Of the seven Norwegian NUTS2 regions, only one (Oslo) shows lower productivity with hypothetical full-fledged EU membership. This exception reinforces the authors’ interpretation of these effects as politically-driven benefits from integration. Even without full-fledged membership, integration boosts the productivity of the capital city region, thanks to its high level of human capital, growing financial sector and efficient public sector.

By contrast, the other regions remained shielded from competition through generous subsidies and protection of traditional Norwegian activities (such as fisheries), which full-fledged membership would not have permitted.

Another corroborating piece of evidence is the simple correlation between the estimated political economy benefits and sectoral shares of employment: regions with relatively large oil/gas and fisheries industries lose (in productivity terms) from non-membership, while regions with relatively large financial and public sectors benefit from it.

The authors conclude:

‘Norway would clearly benefit from EU membership. The political payoff would destroy rents and increase productivity by 6%.

‘The idea of replicating the Norway-EU relationship elsewhere is full of uncertainty because EEA membership is not automatic (not even for EFTA members) and it is unlikely to be offered again in similarly generous terms.’

ENDS


‘Norwegian Rhapsody? The Political Economy Benefits of Regional Integration’
Nauro Campos, Fabrizio Coricelli and Luigi Moretti

Contact:

Presenter:

Nauro Campos
Brunel University
Email: nauro.campos@brunel.ac.uk
Mobile: +44-7742-570981
Twitter @NauroCampos

Co-authors:

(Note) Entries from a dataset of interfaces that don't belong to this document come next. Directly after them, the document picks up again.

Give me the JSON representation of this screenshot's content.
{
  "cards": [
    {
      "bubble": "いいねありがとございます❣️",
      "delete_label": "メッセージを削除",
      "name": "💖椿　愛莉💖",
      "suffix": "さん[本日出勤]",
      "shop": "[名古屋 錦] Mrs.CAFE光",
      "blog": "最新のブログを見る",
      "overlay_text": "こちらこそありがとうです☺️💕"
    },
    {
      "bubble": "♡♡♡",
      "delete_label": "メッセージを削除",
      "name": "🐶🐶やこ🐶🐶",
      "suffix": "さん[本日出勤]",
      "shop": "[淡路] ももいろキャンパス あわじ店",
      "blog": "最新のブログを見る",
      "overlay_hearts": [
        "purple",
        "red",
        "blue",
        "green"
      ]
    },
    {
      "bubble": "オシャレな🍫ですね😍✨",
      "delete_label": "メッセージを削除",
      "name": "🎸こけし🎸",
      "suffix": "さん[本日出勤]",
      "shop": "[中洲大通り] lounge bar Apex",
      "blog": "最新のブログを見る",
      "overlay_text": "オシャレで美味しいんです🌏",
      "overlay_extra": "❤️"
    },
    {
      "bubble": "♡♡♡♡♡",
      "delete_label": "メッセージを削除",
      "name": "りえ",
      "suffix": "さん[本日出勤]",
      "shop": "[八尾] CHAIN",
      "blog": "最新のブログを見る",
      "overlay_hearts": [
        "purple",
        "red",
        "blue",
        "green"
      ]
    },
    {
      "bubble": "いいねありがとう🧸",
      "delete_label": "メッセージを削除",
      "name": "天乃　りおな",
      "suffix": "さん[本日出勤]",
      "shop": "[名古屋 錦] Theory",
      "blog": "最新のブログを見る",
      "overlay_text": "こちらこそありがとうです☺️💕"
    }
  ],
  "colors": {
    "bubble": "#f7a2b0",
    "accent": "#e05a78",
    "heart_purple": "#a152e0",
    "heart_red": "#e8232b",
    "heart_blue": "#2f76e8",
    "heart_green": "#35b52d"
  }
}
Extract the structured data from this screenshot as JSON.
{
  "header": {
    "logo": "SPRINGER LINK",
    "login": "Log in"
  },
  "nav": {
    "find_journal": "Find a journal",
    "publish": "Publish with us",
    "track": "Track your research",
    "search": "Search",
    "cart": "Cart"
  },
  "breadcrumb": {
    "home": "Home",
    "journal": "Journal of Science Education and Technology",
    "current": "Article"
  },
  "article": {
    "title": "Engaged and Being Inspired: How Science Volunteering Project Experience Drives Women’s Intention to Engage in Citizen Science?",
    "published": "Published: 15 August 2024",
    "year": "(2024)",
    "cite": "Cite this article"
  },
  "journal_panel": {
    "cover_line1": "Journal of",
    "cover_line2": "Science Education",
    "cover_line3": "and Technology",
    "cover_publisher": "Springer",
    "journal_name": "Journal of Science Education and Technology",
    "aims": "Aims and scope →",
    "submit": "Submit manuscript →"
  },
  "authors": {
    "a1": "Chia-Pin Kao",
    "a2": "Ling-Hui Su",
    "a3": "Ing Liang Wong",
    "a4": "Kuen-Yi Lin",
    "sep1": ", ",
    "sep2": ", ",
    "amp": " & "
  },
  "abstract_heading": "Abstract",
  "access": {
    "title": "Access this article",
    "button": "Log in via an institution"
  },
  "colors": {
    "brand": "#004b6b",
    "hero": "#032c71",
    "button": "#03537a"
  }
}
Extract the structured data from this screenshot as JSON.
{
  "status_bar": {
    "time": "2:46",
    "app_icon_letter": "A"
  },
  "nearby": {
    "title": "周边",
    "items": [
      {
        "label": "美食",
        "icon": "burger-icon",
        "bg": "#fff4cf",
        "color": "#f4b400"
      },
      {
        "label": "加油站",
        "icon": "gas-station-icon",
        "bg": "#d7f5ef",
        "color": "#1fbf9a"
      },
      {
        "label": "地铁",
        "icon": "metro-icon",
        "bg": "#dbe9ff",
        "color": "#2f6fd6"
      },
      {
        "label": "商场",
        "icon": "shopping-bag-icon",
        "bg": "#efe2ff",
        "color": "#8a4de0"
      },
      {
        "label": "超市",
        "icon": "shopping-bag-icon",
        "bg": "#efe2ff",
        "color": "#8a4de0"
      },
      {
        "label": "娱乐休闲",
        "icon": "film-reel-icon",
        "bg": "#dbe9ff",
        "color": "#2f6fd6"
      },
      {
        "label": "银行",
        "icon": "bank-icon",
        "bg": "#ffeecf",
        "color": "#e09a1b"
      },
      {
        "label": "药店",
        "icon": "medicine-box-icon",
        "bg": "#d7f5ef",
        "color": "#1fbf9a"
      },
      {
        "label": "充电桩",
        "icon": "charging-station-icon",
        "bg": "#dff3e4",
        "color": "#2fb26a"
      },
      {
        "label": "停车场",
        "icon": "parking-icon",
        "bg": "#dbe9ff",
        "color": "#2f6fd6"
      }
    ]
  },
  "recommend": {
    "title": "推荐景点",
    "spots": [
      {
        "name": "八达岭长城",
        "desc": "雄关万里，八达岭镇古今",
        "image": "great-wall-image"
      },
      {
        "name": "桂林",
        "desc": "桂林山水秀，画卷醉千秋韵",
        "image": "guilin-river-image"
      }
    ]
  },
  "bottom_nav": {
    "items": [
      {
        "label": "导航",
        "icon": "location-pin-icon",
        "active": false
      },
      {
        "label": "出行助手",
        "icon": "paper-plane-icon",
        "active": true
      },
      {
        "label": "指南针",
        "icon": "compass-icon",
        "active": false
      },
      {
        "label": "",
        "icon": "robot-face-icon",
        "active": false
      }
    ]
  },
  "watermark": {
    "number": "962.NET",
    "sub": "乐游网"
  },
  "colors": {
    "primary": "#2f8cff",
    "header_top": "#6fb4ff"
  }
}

Fabrizio Coricelli (Paris School of Economics) fabrizio.coricelli@gmail.com
Luigi Moretti (University of Padova) lgmoret@gmail.com